By sharing power with its leading officers, Ferdinand Marcos gave the military unprecedented political prominence. But its history had long prepared it for the role it played during the martial law period and after.
A politicized and unreformed military is a perennial threat to democratization. To flourish, democracy needs dissent and criticism as well as the lawful transfer of power via honest elections. The Philippine military has demonstrated its contempt for the former, and through gross partisanship last year, its disdain for the latter.
When Filipinos express fears over military adventurism, they presume that purely military rule would ensue in the event of a coup, but every coup attempt in this country has included a civilian component. Unlike the military establishments of Indonesia, Thailand, and Burma (Myanmar) the Philippine military has always relied on civilian patronage. The probable reason lies in its history and the socialization of its officers. The US colonial regime emphasized the dominance of civilian power over the military, and enshrined it in the Philippine Military Academy as a basic principle.
The anti-Garcia coup plot in the 1960s was thus not a purely military conspiracy, but was led by politicians with links to the US Central Intelligence Agency. The military was Marcos’ servant and never his master in implementing and consolidating martial rule. EDSA 1986 overthrew Marcos, but demonstrated that the military alone can neither seize nor hold power. Civilian conspirators masterminded the coup attempts during the Aquino presidency. In 2003 the Oakwood mutiny was part of a bigger plot similarly involving, if not masterminded by, civilians.
The killing of activists, the seeming pre-eminence of former and active generals in government, the resurgence of human rights violations, and the martial-law era approach to the Moro and NPA insurgencies have revived speculations that the present government has lost control of the military.
This view assumes that the civilian government has one policy and the military another. But it was a civilian bureaucrat, National Security Adviser Norberto Gonzalez, who was loudest during the 2004 elections in describing Bayan Muna, Gabriela, Anak Pawis, etc. as fronts of the Communist Party. Echoed in the military’s “Knowing Your Enemy” briefing, the labeling suspiciously occurred as the killing of activists and community leaders was escalating.

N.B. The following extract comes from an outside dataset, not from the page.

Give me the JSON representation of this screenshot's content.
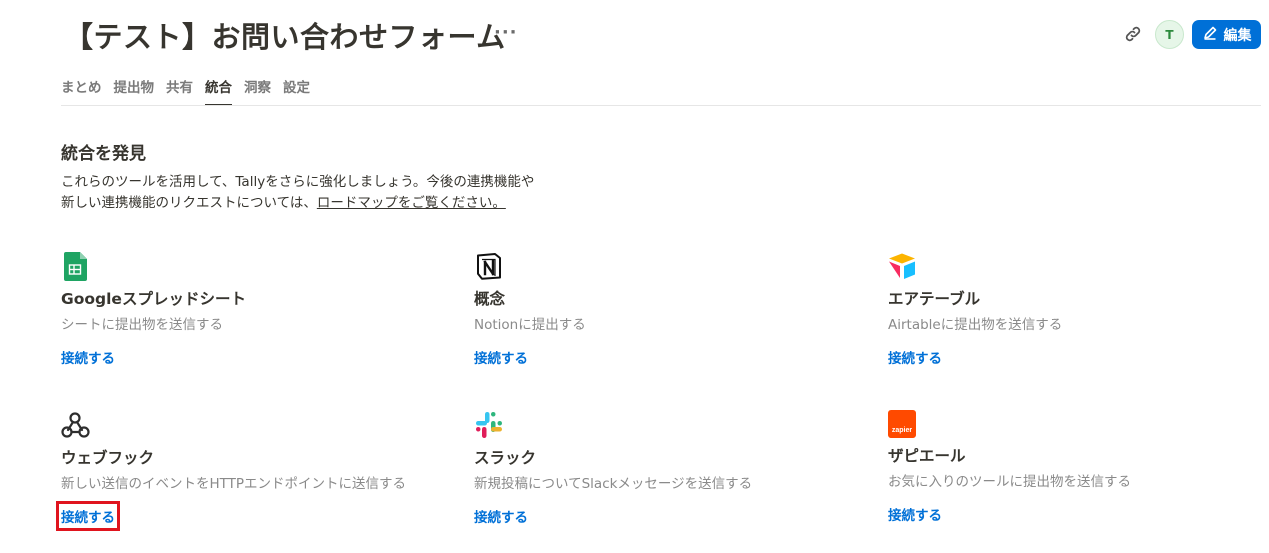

President Gloria Macapagal-Arroyo’s silence was deafening then, but is even more deafening now. Despite the killing of activists–fifty since 2001–and protests over the military’s labeling of legal party-list, labor, youth, farmers’, workers’, fisherfolk, women’s, media and church groups as CPP fronts, she has maintained a silence that’s been interpreted as approval.
Divided, weakened by corruption, and without strong leaders, the military is easily controlled by its civilian overseers. The Macapagal-Arroyo government is thus able to implement through the AFP a policy based on the dual tactics of negotiations and aggressive military efforts against the CPP’s “legal machinery.”
Criticism of military excess, short-sightedness and corruption has correctly led to criticism of the Macapagal-Arroyo government and its Marcos-era approach to insurgency, dissent and human rights. Taming the military will require the taming of the civilian bureaucracy.
(Commentary, Philippine Daily Inquirer /INQ7)